Reflecting on my service term thus far, the “elevator speech” that I give to explain my position (and host site) has been less satisfying than I once anticipated. The issue isn't that it doesn’t accurately describe these roles, or that I loathe the conversation…The issue is that without a few more minutes, most folks can’t truly understand or appreciate AmeriCorps Project Conserve or my host site, Mills River Partnership. With that said, I’d like to dedicate this blog post to The Mills River Partnership, and the environmental stewardship it’s diligently working to maintain.
“I am an AmeriCorps Project Conserve member serving as the Outreach and Education Coordinator for Mills River Partnership, a nonprofit organization working to monitor, protect, and improve water quality in the Mills River.”
THAT is my elevator speech.
Sure, it’s informative… if you’re also part of an environmental organization (but even then, it doesn’t relay the message of what we do exactly and how we do it)! So, allow me to explain…
Mills River Partnership (MRP) is a small environmental nonprofit organization. Originally formed in 1998, with sporadic periods of dormancy totaling almost 10 years, MRP was reintroduced in 2007 after a major fish kill occurred due to an excessive amount of pesticide from a farm upstream.
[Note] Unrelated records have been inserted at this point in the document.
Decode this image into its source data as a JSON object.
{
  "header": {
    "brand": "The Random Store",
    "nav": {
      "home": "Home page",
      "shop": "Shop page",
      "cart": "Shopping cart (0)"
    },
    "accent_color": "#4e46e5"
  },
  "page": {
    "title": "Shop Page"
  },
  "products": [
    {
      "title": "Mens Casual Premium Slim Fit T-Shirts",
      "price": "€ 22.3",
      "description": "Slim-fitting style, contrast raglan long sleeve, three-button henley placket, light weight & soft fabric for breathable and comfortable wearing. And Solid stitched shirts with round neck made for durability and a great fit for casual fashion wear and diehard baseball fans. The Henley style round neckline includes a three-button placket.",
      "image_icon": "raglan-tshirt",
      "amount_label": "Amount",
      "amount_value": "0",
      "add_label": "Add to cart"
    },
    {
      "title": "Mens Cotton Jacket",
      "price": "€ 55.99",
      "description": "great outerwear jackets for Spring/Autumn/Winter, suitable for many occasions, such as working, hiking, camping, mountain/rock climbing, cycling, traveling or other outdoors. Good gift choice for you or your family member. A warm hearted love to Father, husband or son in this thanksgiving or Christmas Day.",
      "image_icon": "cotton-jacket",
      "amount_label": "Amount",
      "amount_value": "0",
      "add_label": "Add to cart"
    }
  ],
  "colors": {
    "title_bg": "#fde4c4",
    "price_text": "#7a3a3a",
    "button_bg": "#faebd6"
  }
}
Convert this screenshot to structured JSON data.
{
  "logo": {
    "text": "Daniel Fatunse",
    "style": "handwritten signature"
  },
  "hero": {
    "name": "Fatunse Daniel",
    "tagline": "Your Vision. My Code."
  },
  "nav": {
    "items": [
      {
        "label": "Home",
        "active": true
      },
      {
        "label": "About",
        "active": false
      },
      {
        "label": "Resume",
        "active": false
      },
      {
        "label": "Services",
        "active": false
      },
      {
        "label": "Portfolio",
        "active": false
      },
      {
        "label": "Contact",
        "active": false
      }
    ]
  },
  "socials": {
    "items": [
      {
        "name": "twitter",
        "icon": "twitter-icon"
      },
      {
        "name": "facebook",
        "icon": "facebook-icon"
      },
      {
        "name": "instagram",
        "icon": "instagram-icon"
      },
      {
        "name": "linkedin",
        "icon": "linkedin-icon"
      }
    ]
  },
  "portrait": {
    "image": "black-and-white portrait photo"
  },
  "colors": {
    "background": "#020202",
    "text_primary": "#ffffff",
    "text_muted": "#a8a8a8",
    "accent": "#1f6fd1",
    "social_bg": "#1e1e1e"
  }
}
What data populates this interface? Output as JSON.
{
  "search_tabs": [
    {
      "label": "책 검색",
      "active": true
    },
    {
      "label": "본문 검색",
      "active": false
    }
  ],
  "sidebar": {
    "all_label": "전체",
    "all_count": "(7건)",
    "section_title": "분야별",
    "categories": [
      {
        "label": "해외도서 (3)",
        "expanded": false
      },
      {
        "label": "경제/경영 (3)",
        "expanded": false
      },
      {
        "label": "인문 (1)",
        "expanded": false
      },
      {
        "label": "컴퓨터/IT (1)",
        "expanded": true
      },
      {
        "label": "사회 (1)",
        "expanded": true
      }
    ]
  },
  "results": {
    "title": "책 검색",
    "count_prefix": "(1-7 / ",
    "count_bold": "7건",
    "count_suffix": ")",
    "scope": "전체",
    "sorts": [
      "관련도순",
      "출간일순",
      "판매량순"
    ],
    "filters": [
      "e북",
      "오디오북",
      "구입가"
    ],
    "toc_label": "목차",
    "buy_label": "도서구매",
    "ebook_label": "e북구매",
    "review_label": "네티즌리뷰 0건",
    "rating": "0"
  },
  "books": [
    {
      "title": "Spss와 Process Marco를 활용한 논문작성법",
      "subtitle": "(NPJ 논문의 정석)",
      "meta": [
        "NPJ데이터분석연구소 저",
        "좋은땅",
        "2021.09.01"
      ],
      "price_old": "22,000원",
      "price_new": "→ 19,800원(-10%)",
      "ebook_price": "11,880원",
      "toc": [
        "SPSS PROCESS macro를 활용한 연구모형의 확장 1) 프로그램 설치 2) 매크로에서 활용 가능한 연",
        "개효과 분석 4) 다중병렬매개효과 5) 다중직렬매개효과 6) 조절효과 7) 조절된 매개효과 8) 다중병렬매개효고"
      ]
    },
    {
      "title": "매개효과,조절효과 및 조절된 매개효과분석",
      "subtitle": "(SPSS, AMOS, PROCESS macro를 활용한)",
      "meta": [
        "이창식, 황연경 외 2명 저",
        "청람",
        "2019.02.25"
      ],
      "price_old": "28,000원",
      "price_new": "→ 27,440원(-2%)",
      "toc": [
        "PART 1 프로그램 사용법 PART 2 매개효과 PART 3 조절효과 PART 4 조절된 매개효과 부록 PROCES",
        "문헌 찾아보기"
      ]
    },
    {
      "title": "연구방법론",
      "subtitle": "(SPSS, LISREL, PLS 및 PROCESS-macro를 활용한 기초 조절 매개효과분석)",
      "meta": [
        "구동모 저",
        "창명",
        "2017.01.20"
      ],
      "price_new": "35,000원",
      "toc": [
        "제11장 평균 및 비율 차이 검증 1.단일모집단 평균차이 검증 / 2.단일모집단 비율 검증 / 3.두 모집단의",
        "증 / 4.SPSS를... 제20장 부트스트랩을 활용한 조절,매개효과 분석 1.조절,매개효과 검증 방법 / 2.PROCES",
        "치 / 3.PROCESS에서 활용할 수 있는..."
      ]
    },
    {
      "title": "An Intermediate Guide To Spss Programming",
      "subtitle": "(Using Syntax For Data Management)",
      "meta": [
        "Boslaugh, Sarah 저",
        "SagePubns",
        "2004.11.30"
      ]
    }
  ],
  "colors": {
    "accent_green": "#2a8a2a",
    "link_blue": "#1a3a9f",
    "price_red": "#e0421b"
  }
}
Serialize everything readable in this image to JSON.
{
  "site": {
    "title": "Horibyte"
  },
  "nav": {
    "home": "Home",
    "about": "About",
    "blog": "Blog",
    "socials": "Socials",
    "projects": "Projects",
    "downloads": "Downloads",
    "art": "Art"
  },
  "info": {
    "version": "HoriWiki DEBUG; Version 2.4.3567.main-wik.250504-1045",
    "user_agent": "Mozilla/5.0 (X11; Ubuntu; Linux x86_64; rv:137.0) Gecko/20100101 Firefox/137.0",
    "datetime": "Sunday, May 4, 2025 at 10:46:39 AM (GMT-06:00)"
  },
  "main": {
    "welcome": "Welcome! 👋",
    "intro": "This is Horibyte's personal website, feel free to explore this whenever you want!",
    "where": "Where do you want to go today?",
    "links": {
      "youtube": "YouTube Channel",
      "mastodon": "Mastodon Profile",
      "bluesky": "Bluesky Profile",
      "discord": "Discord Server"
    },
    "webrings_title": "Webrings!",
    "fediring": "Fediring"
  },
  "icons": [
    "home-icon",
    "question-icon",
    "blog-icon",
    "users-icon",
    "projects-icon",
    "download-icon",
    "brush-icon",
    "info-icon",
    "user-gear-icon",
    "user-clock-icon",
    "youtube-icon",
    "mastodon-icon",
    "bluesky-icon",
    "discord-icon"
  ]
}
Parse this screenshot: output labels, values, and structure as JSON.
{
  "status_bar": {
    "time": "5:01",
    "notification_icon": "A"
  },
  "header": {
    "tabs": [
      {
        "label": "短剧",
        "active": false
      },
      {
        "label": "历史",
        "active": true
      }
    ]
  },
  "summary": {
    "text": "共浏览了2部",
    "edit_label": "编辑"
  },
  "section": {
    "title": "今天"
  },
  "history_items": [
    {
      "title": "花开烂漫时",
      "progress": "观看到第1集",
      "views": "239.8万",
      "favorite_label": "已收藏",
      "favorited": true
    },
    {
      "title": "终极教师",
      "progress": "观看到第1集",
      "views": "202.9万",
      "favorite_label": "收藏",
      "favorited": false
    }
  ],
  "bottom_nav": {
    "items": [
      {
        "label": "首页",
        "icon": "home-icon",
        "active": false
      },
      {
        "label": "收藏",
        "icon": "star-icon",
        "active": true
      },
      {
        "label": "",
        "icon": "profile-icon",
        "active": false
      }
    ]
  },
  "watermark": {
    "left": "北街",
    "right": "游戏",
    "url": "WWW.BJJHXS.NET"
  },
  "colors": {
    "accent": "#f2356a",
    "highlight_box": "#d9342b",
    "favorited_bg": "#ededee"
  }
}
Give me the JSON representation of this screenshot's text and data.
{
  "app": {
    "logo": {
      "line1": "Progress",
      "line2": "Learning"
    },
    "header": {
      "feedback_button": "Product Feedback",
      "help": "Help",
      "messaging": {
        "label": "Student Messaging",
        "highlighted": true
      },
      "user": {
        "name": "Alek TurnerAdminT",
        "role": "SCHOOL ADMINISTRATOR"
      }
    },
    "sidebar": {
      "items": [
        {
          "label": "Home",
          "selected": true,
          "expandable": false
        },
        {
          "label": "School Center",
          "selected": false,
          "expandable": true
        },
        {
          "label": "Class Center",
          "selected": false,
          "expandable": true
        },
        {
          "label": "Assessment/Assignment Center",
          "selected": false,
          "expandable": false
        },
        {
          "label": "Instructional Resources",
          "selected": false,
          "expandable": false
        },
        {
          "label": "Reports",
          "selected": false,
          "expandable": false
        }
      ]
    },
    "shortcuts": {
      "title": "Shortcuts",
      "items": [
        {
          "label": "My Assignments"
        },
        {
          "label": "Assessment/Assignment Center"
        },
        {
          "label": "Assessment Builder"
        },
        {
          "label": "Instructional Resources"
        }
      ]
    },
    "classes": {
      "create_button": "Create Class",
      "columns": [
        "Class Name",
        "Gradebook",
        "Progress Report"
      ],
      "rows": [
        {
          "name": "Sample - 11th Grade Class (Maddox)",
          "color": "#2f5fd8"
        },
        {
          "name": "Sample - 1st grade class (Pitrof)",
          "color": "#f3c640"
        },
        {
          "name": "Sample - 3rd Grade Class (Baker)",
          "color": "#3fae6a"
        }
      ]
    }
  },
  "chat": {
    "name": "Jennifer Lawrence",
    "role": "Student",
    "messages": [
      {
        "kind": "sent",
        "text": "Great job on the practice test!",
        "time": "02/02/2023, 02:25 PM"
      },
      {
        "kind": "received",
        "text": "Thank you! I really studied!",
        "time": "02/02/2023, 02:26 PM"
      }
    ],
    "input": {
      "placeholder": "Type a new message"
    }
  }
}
Fast forward an additional 10 years, and the Partnership is an established environmental organization for the community of Mills River, NC. As a drinking source for more than 65,000 residents in Henderson and Buncombe counties, MRP works closely with farmers, landowners, and community residents through voluntary participation to address existing (and potential) water quality issues. For instance, to reduce sediment runoff (which is not only detrimental to the farmer/landowner, but also the #1 pollutant in North Carolina waterways), the Partnership (in conjunction with Henderson County Soil and Water Conservation District) assesses and designs projects to address such issues. Examples of these Best Management Practices (BMPs) include: grassed waterways, field borders, stream bank stabilization (using live stakes), livestock exclusion and trails, etc. Similar practices are also implemented to reduce pesticide runoff, although in addition to grassed waterways and field borders, chemical handling facilities are also installed to limit pesticides and chemicals that reach waterways.
A great start to addressing both issues is to ensure a riparian buffer with dense vegetation is in place around waterways (which helps capture and filter both sediment and chemicals). To oversee such projects, MRP has one full-time employee, Maria Wise, the Watershed Coordinator. Not only does Maria connect with farmers, landowners, governmental agencies, other environmental organizations, etc… But Maria also leads the charge in applying for funding and grants for the Partnership. Therefore, in order to further engage and educate the local community, an AmeriCorps Project Conserve member has been serving the Partnership for two years as the Outreach and Education Coordinator. As the position I serve, I understand this role is more than just a time and money benefit for MRP or a resume builder for myself; this position is necessary for the longevity of the organization and the Mills River community. As Maria handles most of the logistics pertaining to the Partnership, I’m able to focus on engaging and educating the community through tasks, such as: volunteer workdays (i.e. Workshops, live staking, river cleanups), ‘Kids in the Creek’ events at local schools, and active participation in events with partnering organizations.
[And although I could go on, this post already exceeds the word count allotted.]
Needless to say, Mills River Partnership is a small nonprofit with a big impact;
And in the mission of AmeriCorps, getting things done for America!